- _What is needed_
The data below is to be returned in full and exactly.

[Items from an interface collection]
Segment Open
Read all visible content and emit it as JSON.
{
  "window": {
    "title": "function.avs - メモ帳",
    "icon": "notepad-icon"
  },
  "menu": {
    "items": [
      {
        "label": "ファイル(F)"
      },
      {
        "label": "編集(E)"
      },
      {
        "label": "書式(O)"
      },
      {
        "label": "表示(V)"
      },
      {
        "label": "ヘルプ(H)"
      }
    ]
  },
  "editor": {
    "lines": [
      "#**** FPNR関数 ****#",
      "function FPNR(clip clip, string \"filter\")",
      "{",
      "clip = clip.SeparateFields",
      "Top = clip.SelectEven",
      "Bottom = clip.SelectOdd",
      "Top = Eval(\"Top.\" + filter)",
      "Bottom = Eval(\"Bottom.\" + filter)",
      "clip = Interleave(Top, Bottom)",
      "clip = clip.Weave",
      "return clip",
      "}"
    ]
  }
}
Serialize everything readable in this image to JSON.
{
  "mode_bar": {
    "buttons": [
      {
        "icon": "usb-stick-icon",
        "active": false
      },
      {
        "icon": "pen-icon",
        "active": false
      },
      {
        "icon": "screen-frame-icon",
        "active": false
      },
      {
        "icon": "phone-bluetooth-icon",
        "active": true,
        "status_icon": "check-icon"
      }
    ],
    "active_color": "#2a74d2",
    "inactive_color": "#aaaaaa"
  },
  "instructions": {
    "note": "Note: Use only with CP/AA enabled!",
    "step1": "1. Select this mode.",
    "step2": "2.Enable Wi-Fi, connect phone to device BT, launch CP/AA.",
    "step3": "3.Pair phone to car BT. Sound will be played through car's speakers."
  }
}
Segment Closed
- _Answer to the exercise_
Read all visible content and emit it as JSON.
{
  "window": {
    "title": "function.avs - メモ帳",
    "icon": "notepad-icon"
  },
  "menu": {
    "items": [
      {
        "label": "ファイル(F)"
      },
      {
        "label": "編集(E)"
      },
      {
        "label": "書式(O)"
      },
      {
        "label": "表示(V)"
      },
      {
        "label": "ヘルプ(H)"
      }
    ]
  },
  "editor": {
    "lines": [
      "#**** FPNR関数 ****#",
      "function FPNR(clip clip, string \"filter\")",
      "{",
      "clip = clip.SeparateFields",
      "Top = clip.SelectEven",
      "Bottom = clip.SelectOdd",
      "Top = Eval(\"Top.\" + filter)",
      "Bottom = Eval(\"Bottom.\" + filter)",
      "clip = Interleave(Top, Bottom)",
      "clip = clip.Weave",
      "return clip",
      "}"
    ]
  }
}
Serialize everything readable in this image to JSON.
{
  "mode_bar": {
    "buttons": [
      {
        "icon": "usb-stick-icon",
        "active": false
      },
      {
        "icon": "pen-icon",
        "active": false
      },
      {
        "icon": "screen-frame-icon",
        "active": false
      },
      {
        "icon": "phone-bluetooth-icon",
        "active": true,
        "status_icon": "check-icon"
      }
    ],
    "active_color": "#2a74d2",
    "inactive_color": "#aaaaaa"
  },
  "instructions": {
    "note": "Note: Use only with CP/AA enabled!",
    "step1": "1. Select this mode.",
    "step2": "2.Enable Wi-Fi, connect phone to device BT, launch CP/AA.",
    "step3": "3.Pair phone to car BT. Sound will be played through car's speakers."
  }
}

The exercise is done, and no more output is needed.